▶ _Activity_: Scan the data beneath this task and copy each line that includes "visualizações".

▶ _Provided data_:
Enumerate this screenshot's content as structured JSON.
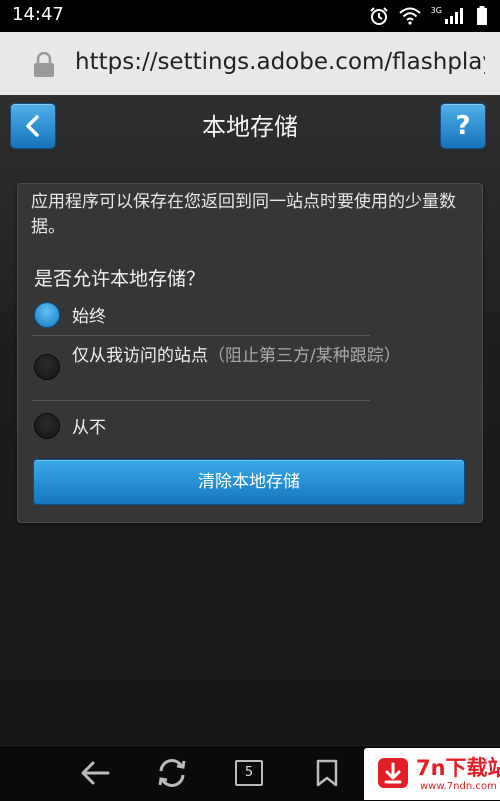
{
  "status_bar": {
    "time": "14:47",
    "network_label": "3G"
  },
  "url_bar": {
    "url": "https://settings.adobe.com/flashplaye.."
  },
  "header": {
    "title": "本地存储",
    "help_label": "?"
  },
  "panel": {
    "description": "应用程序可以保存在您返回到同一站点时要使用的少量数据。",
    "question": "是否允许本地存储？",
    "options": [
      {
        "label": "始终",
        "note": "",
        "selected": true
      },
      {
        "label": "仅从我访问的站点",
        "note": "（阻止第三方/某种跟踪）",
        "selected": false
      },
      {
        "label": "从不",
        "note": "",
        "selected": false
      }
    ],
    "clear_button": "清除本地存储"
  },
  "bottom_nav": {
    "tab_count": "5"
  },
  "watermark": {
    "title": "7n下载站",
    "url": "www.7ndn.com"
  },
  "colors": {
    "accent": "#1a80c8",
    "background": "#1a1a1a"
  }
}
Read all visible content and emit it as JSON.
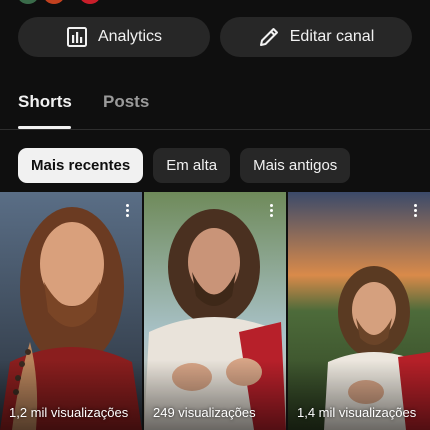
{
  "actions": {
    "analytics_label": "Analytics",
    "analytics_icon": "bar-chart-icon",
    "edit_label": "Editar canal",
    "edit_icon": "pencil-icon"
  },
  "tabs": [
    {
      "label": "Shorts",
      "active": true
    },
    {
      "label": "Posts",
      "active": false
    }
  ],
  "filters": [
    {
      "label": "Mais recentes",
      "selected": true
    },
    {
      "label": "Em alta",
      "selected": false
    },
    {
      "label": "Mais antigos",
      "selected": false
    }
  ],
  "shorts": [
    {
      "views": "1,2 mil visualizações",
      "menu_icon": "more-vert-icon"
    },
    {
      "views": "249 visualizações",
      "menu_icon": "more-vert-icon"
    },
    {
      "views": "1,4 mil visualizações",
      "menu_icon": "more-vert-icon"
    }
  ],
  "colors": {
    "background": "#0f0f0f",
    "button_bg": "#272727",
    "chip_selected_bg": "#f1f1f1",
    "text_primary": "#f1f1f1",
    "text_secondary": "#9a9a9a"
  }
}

▶ _Solution_:
      "views": "1,2 mil visualizações",
      "views": "249 visualizações",
      "views": "1,4 mil visualizações",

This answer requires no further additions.